There have also been some very nice actual play threads popping up on Story Games. For example, this is from Bret Gillian’s actual play thread, “Find a doctor, Roberts!”:

Key scenes:

  • Kelly Perkins hiring a hitman to kill Council-member Stuart, who was one of the people to stand up against Kelly Perkins’s universal healthcare plan. He was actually one of the key individuals indirectly fostering anti-government terrorism. After his death, terrorist attacks subsided and there were rumors that he was supporting them more directly.

  • After initially passing a limp compromise bill that was never really intended to kick in, a gravity normalizer malfunction causes mass injuries in one of the domes revealing that healthcare is still a problem. The gravity normalizer malfunction, by the way, was caused by a new experimental wire created by a graduate physics student that was supposed to correct the problems in the old normalizers. The public blames Perkins.

Another interesting tidbit that I did not expect is the high ratio of international sales to U.S. sales. I’ve sold books and PDFs to people on almost every continent! Mars Colony seems to be doing especially well in Europe. Either Gregor has been pumping my game more than I know, or there is some sort of pent up demand for sci-fi overseas. Either way, I’ll take it!

Thanks to everyone who has purchased, played, and/or enjoyed Mars Colony so far. I hope the word gets out to everyone else who might enjoy political sci-fi and story-telling.

Mars Colony is at the Printer!

Yesterday I sent the final PDFs for Mars Colony to the printer! I think the game and the book turned out wonderfully. Now I begin the anxious process of waiting for the proof. Color is very important to the cover, and so I’m a bit worried that something will get lost in the translation from screen to print. I’ll just have to wait and see.

For anyone interested, the book will be 50 pages long. There will be eight full color photographs included, all taken during the NASA Mars rover and orbiter missions. The book dimensions are on the smaller size, but not too small. It will be a 6″ x 6″ square. My hope is that it will look bold and a bit stark. I’m really excited to see the final product.

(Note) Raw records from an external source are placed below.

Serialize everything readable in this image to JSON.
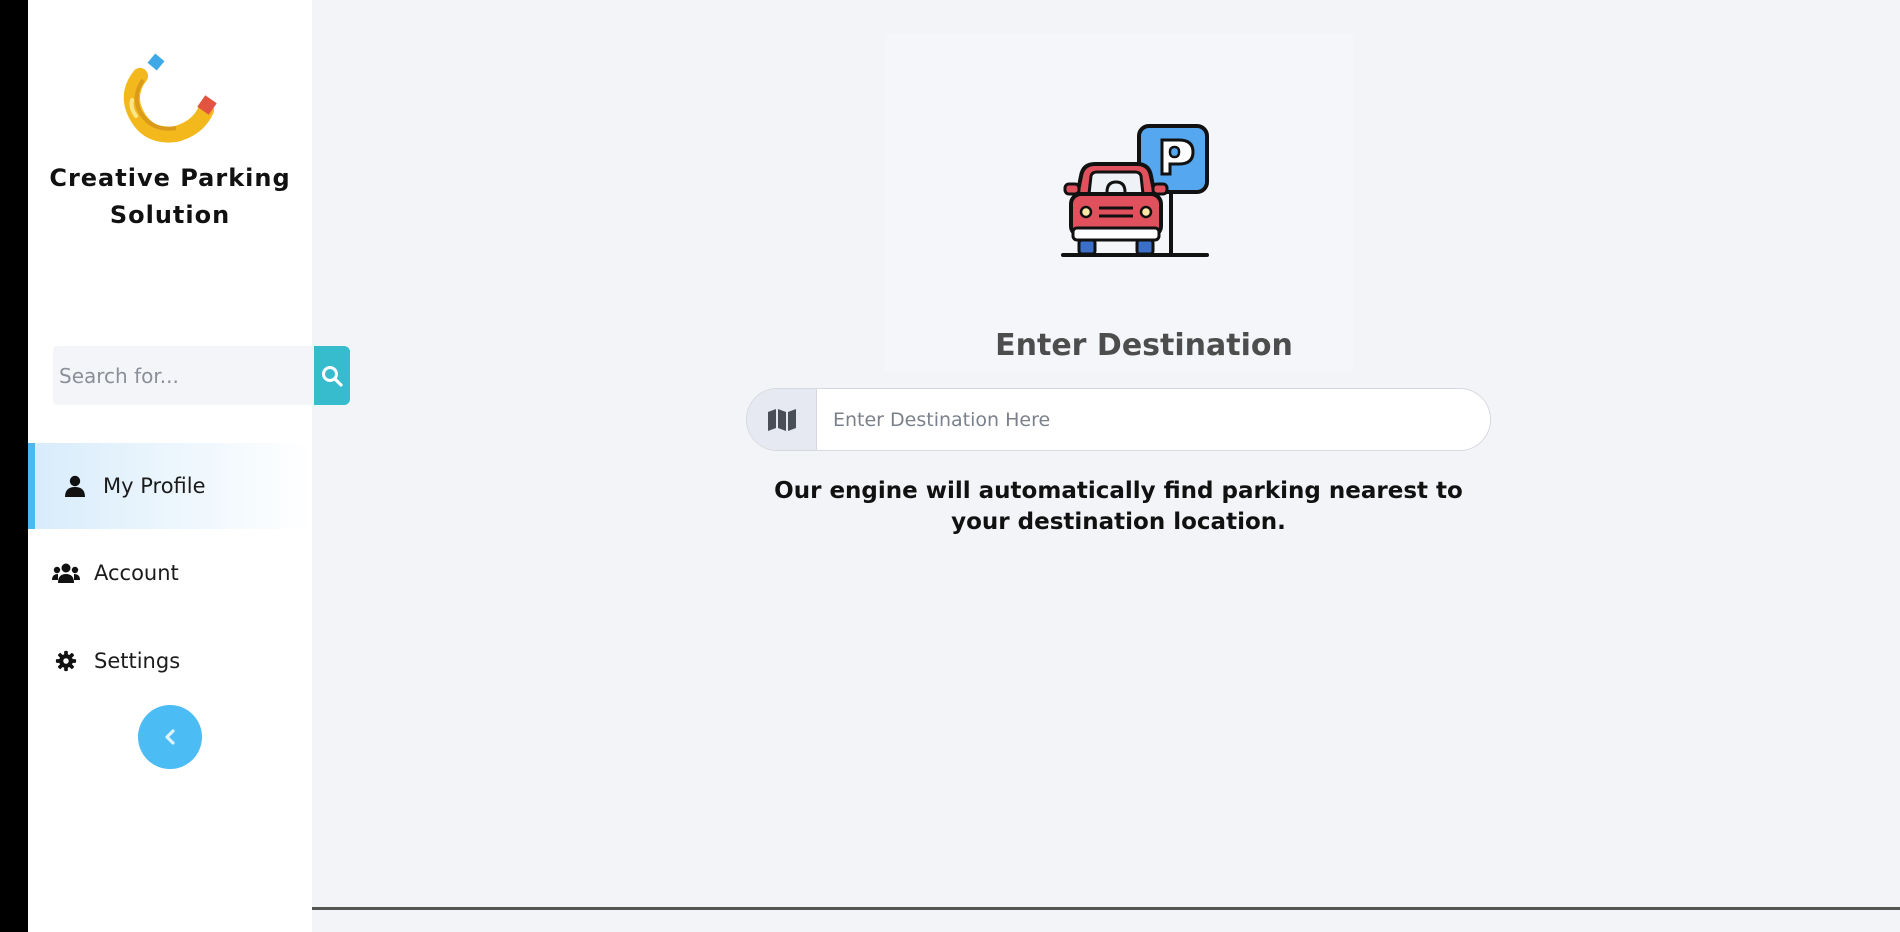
{
  "brand": {
    "name": "Creative Parking Solution",
    "logo_icon": "magnet-logo-icon"
  },
  "sidebar": {
    "search": {
      "placeholder": "Search for...",
      "button_icon": "search-icon"
    },
    "items": [
      {
        "label": "My Profile",
        "icon": "user-icon",
        "active": true
      },
      {
        "label": "Account",
        "icon": "users-icon",
        "active": false
      },
      {
        "label": "Settings",
        "icon": "gear-icon",
        "active": false
      }
    ],
    "collapse_icon": "chevron-left-icon"
  },
  "main": {
    "hero_icon": "car-parking-icon",
    "title": "Enter Destination",
    "destination": {
      "addon_icon": "map-icon",
      "placeholder": "Enter Destination Here",
      "value": ""
    },
    "helper_text": "Our engine will automatically find parking nearest to your destination location."
  },
  "colors": {
    "accent": "#36bccd",
    "collapse": "#4bbcf4",
    "active_border": "#4bb9ef",
    "background": "#f3f4f7"
  }
}
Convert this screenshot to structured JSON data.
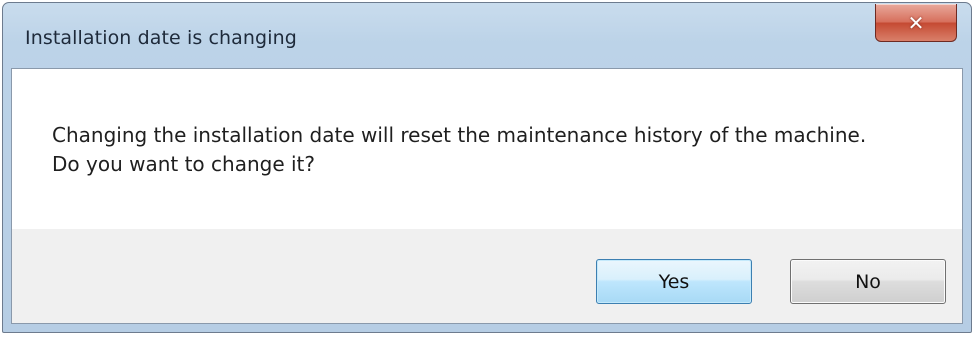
{
  "dialog": {
    "title": "Installation date is changing",
    "close_icon": "close-icon",
    "close_glyph": "✕",
    "message_line1": "Changing the installation date will reset the maintenance history of the machine.",
    "message_line2": "Do you want to change it?",
    "buttons": {
      "yes_label": "Yes",
      "no_label": "No"
    },
    "default_button": "Yes"
  },
  "colors": {
    "close_button": "#c54a33",
    "frame": "#b6cde4",
    "default_button_border": "#3c7fb1"
  }
}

Design Matters

Well, it’s official. I will be releasing Mars Colony this summer, and exhibiting it at Gen Con 2010. I am very excited to be at the Design Matters booth, along with fellow designers, Nathan D. Paoletta, Kevin Allen Jr., Gregor Hutton, Epidiah Ravachol, Elizabeth Shoemaker, Shreyas Sampat, Daniel Solis, Clint Krause, Cassie Krause, and Joe Prince. What a line-up!

Work on Mars Colony continues. I’ve received some great playtest feedback and now need to integrate all of the changes into a near final draft. This will involve yet more playtesting by me to make sure that I haven’t strayed too far from my original vision. From there, it’ll be off to layout, proofing, and the printer. As I’ve said before, all artwork for the game will be taken from NASA’s public doman (full color!) image galleries.

Speaking of NASA, it appears as if the Spirit rover has finally begun to give up the ghost after six years of operation. It’s struggling with broken wheels, dust covered solar panels, and an upcoming Martian winter. May it wake from hibernation when the sun returns.

Martian Landscapes

One of my favorite website is the Big Picture. It’s run by the Boston Globe and features photojournalistic series on a range of topics. One of the best parts about the blog is its dedication to large-scale photography. Rather than the small snapshots you see accompanying most newspaper articles online, the Big Pictures goes full-screen large. I love it.

And so you can imagine my excitement when I found one of their most recent entries on Martian landscapes. Do not be surprised if some of these photos make it into the print edition of Mars Colony. Because the images were produced by NASA, they are all in the public domain. If you are interested in Martian photography, I also recommend browsing the image archives at NASA’s website.